Johannesburg’s Sunninghill: A no man’s land for public schools

Johannesburg’s northern suburbs are expanding rapidly but the number of schools in the region hasn’t grown apace, leaving parents battling to find schools for their kids. Sunninghill mother of three FATIMA EBRAHIM* told Firdaus Khan about her struggle to find a public school for her kids.

Sunninghill really is a no man’s land for schools. There are little preschools all over Sunninghill but if you’re unwilling to send your child to a private school, there aren’t any options after that. My eldest child is 5, and needs to start Grade R next year. The closest government school is Rivonia Primary. When I checked with them two years ago, we fell into their catchment area but recently, they’ve had to cut back on the area they serve because of all the complexes coming up.

Sunninghill is growing. One complex comes up and suddenly there’s a hundred kids that need schooling. I sent an email once or twice to the department of education asking which schools service the area but they haven’t replied. Government hasn’t built any schools north of Rivonia since the 40’s, when Rivonia Primary was built.

Siblings of current pupils are given first preference when they apply to a school. We applied at the beginning of the year and were rejected because of the number of siblings who had applied. After that I applied to four government schools in Bryanston, but we fell outside their catchment area.
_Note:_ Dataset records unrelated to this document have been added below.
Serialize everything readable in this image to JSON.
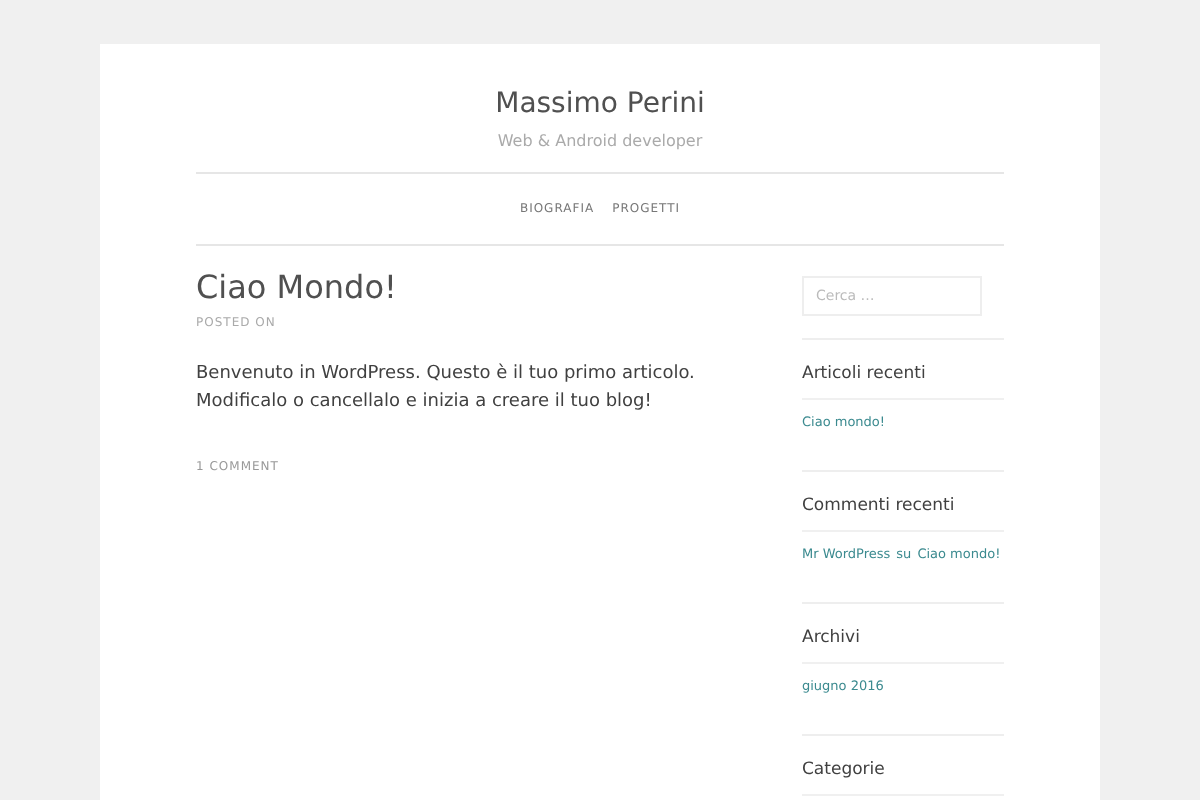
{
  "site": {
    "title": "Massimo Perini",
    "tagline": "Web & Android developer"
  },
  "nav": [
    {
      "label": "BIOGRAFIA"
    },
    {
      "label": "PROGETTI"
    }
  ],
  "post": {
    "title": "Ciao Mondo!",
    "meta": "POSTED ON",
    "body": "Benvenuto in WordPress. Questo è il tuo primo articolo. Modificalo o cancellalo e inizia a creare il tuo blog!",
    "comments": "1 COMMENT"
  },
  "sidebar": [
    {
      "kind": "search",
      "placeholder": "Cerca …"
    },
    {
      "kind": "links",
      "heading": "Articoli recenti",
      "items": [
        {
          "text": "Ciao mondo!"
        }
      ]
    },
    {
      "kind": "comments",
      "heading": "Commenti recenti",
      "items": [
        {
          "author": "Mr WordPress",
          "connector": "su",
          "post": "Ciao mondo!"
        }
      ]
    },
    {
      "kind": "links",
      "heading": "Archivi",
      "items": [
        {
          "text": "giugno 2016"
        }
      ]
    },
    {
      "kind": "heading",
      "heading": "Categorie"
    }
  ]
}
The next area we could’ve tried was Midrand, and we don’t want to travel all the way over there each day.

Everywhere you look, there are private schools. All the Jewish kids in this area go to King David, a private school, and a lot of parents are also putting their kids in Crawford, another private franchise. But in our family it’s just my husband who is working, and to put that kind of pressure on one person is tough. Even if my kids did get into Rivonia Primary, there’s no government high school here in Sunninghill.

I’ve heard of people moving out of the area – or even out of Gauteng – and having their husbands commute to work. We discussed moving back to Durban, and having my husband commute, just to make sure the kids would get into a good public school. I even considered home-schooling. We eventually decided to move to Bryanston, where there are more public schools.
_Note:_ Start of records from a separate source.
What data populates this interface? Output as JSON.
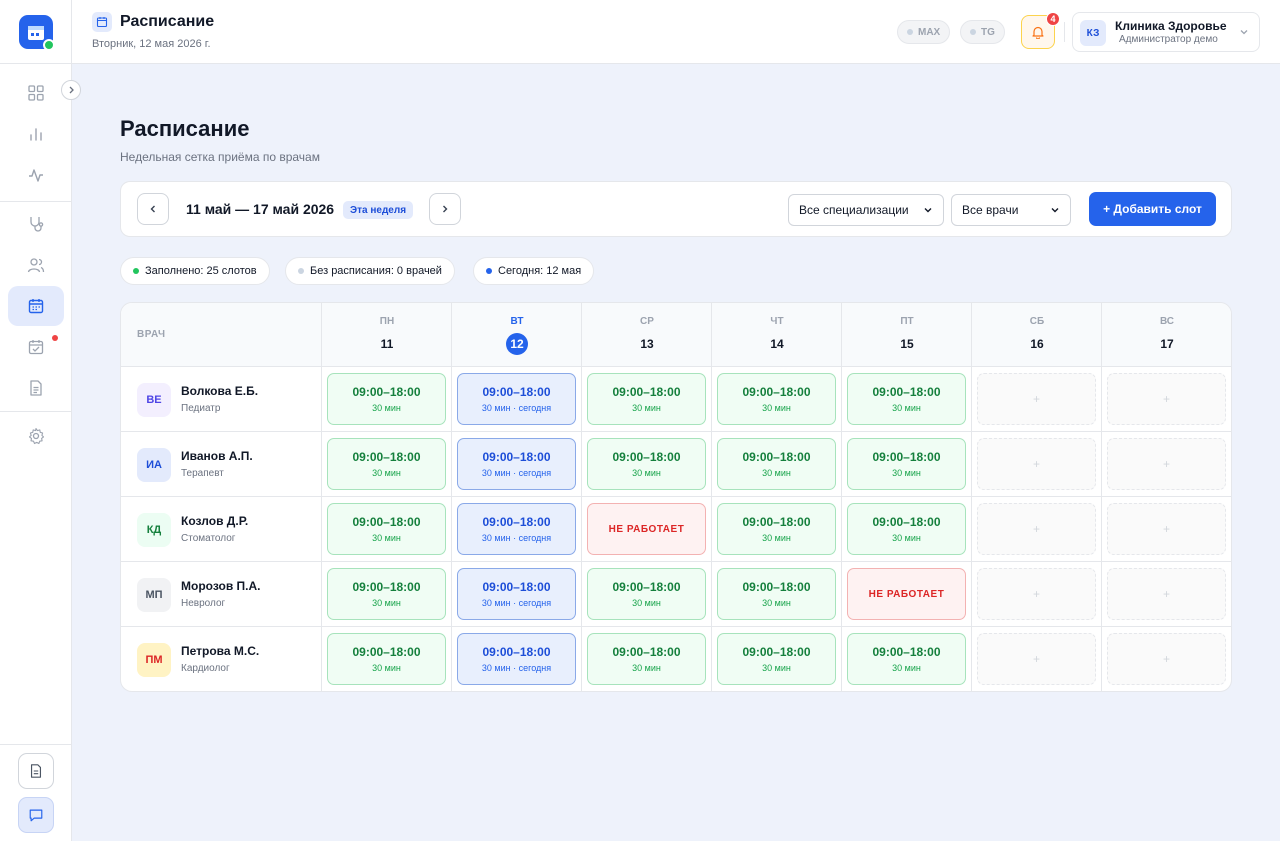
{
  "sidebar": {
    "nav": [
      {
        "icon": "dashboard-grid-icon"
      },
      {
        "icon": "bar-chart-icon"
      },
      {
        "icon": "activity-pulse-icon"
      },
      {
        "icon": "stethoscope-icon"
      },
      {
        "icon": "users-icon"
      },
      {
        "icon": "calendar-icon",
        "active": true
      },
      {
        "icon": "calendar-check-icon",
        "badge": true
      },
      {
        "icon": "document-icon"
      },
      {
        "icon": "settings-gear-icon"
      }
    ],
    "bottom": [
      {
        "icon": "document-icon"
      },
      {
        "icon": "chat-icon"
      }
    ]
  },
  "header": {
    "title": "Расписание",
    "date": "Вторник, 12 мая 2026 г.",
    "channels": [
      "MAX",
      "TG"
    ],
    "notifications_count": "4",
    "account": {
      "initials": "КЗ",
      "name": "Клиника Здоровье",
      "role": "Администратор демо"
    }
  },
  "main": {
    "title": "Расписание",
    "subtitle": "Недельная сетка приёма по врачам",
    "week_range": "11 май — 17 май 2026",
    "this_week_label": "Эта неделя",
    "filters": {
      "specialization": "Все специализации",
      "doctor": "Все врачи"
    },
    "add_slot_label": "+ Добавить слот",
    "stats": [
      {
        "label": "Заполнено: 25 слотов",
        "color": "#22c55e"
      },
      {
        "label": "Без расписания: 0 врачей",
        "color": "#cbd5e1"
      },
      {
        "label": "Сегодня: 12 мая",
        "color": "#2563eb"
      }
    ]
  },
  "grid": {
    "doctor_col_label": "ВРАЧ",
    "days": [
      {
        "dow": "ПН",
        "num": "11"
      },
      {
        "dow": "ВТ",
        "num": "12",
        "today": true
      },
      {
        "dow": "СР",
        "num": "13"
      },
      {
        "dow": "ЧТ",
        "num": "14"
      },
      {
        "dow": "ПТ",
        "num": "15"
      },
      {
        "dow": "СБ",
        "num": "16"
      },
      {
        "dow": "ВС",
        "num": "17"
      }
    ],
    "rows": [
      {
        "initials": "ВЕ",
        "name": "Волкова Е.Б.",
        "spec": "Педиатр",
        "avatar_bg": "#f3effe",
        "avatar_fg": "#4f46e5",
        "cells": [
          {
            "type": "work",
            "time": "09:00–18:00",
            "sub": "30 мин"
          },
          {
            "type": "today",
            "time": "09:00–18:00",
            "sub": "30 мин · сегодня"
          },
          {
            "type": "work",
            "time": "09:00–18:00",
            "sub": "30 мин"
          },
          {
            "type": "work",
            "time": "09:00–18:00",
            "sub": "30 мин"
          },
          {
            "type": "work",
            "time": "09:00–18:00",
            "sub": "30 мин"
          },
          {
            "type": "empty",
            "time": "+"
          },
          {
            "type": "empty",
            "time": "+"
          }
        ]
      },
      {
        "initials": "ИА",
        "name": "Иванов А.П.",
        "spec": "Терапевт",
        "avatar_bg": "#e3eafc",
        "avatar_fg": "#1d4ed8",
        "cells": [
          {
            "type": "work",
            "time": "09:00–18:00",
            "sub": "30 мин"
          },
          {
            "type": "today",
            "time": "09:00–18:00",
            "sub": "30 мин · сегодня"
          },
          {
            "type": "work",
            "time": "09:00–18:00",
            "sub": "30 мин"
          },
          {
            "type": "work",
            "time": "09:00–18:00",
            "sub": "30 мин"
          },
          {
            "type": "work",
            "time": "09:00–18:00",
            "sub": "30 мин"
          },
          {
            "type": "empty",
            "time": "+"
          },
          {
            "type": "empty",
            "time": "+"
          }
        ]
      },
      {
        "initials": "КД",
        "name": "Козлов Д.Р.",
        "spec": "Стоматолог",
        "avatar_bg": "#ecfdf3",
        "avatar_fg": "#15803d",
        "cells": [
          {
            "type": "work",
            "time": "09:00–18:00",
            "sub": "30 мин"
          },
          {
            "type": "today",
            "time": "09:00–18:00",
            "sub": "30 мин · сегодня"
          },
          {
            "type": "off",
            "time": "НЕ РАБОТАЕТ"
          },
          {
            "type": "work",
            "time": "09:00–18:00",
            "sub": "30 мин"
          },
          {
            "type": "work",
            "time": "09:00–18:00",
            "sub": "30 мин"
          },
          {
            "type": "empty",
            "time": "+"
          },
          {
            "type": "empty",
            "time": "+"
          }
        ]
      },
      {
        "initials": "МП",
        "name": "Морозов П.А.",
        "spec": "Невролог",
        "avatar_bg": "#f1f2f4",
        "avatar_fg": "#4b5563",
        "cells": [
          {
            "type": "work",
            "time": "09:00–18:00",
            "sub": "30 мин"
          },
          {
            "type": "today",
            "time": "09:00–18:00",
            "sub": "30 мин · сегодня"
          },
          {
            "type": "work",
            "time": "09:00–18:00",
            "sub": "30 мин"
          },
          {
            "type": "work",
            "time": "09:00–18:00",
            "sub": "30 мин"
          },
          {
            "type": "off",
            "time": "НЕ РАБОТАЕТ"
          },
          {
            "type": "empty",
            "time": "+"
          },
          {
            "type": "empty",
            "time": "+"
          }
        ]
      },
      {
        "initials": "ПМ",
        "name": "Петрова М.С.",
        "spec": "Кардиолог",
        "avatar_bg": "#fff3c4",
        "avatar_fg": "#dc2626",
        "cells": [
          {
            "type": "work",
            "time": "09:00–18:00",
            "sub": "30 мин"
          },
          {
            "type": "today",
            "time": "09:00–18:00",
            "sub": "30 мин · сегодня"
          },
          {
            "type": "work",
            "time": "09:00–18:00",
            "sub": "30 мин"
          },
          {
            "type": "work",
            "time": "09:00–18:00",
            "sub": "30 мин"
          },
          {
            "type": "work",
            "time": "09:00–18:00",
            "sub": "30 мин"
          },
          {
            "type": "empty",
            "time": "+"
          },
          {
            "type": "empty",
            "time": "+"
          }
        ]
      }
    ]
  }
}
My husband will now have to travel into Sunninghill from Bryanston each day. His colleague has moved to Linden to get his kids into those schools, and does the same. That’s what we are willing to do for quality schooling.

A lot of parents are having the same issue. Another mum I know from Sandton was rejected from the local school and from six other public schools that she applied to. There are people here who queue overnight to put in school applications. Applications are non-refundable and can go cost anywhere up to R3,000 so you can imagine how expensive this is. It’s horrific.

I read that a quarter of SA’s population is living in Gauteng, which is the problem. Everyone’s coming here for jobs, and they’re building houses and flats but they’re not building enough schools.

Whenever a complex or any residential development is approved, the education department needs to make sure they build enough schools to service that area. You can’t keep building and not providing services, hoping people will go to private schools.

I didn’t know having kids and finding them schools was so stressful. I come from Durban, and we don’t have this problem there. From what I hear, they don’t have this problem in Cape Town either.

I’ve spoken to people who are moving to Johannesburg, and I’ve told them to do their research. It doesn’t matter where you work, I tell them. The first thing you do is find a school for your kids, and then you find a house in the area.

– As told to Firdaus Khan
* Name has been changed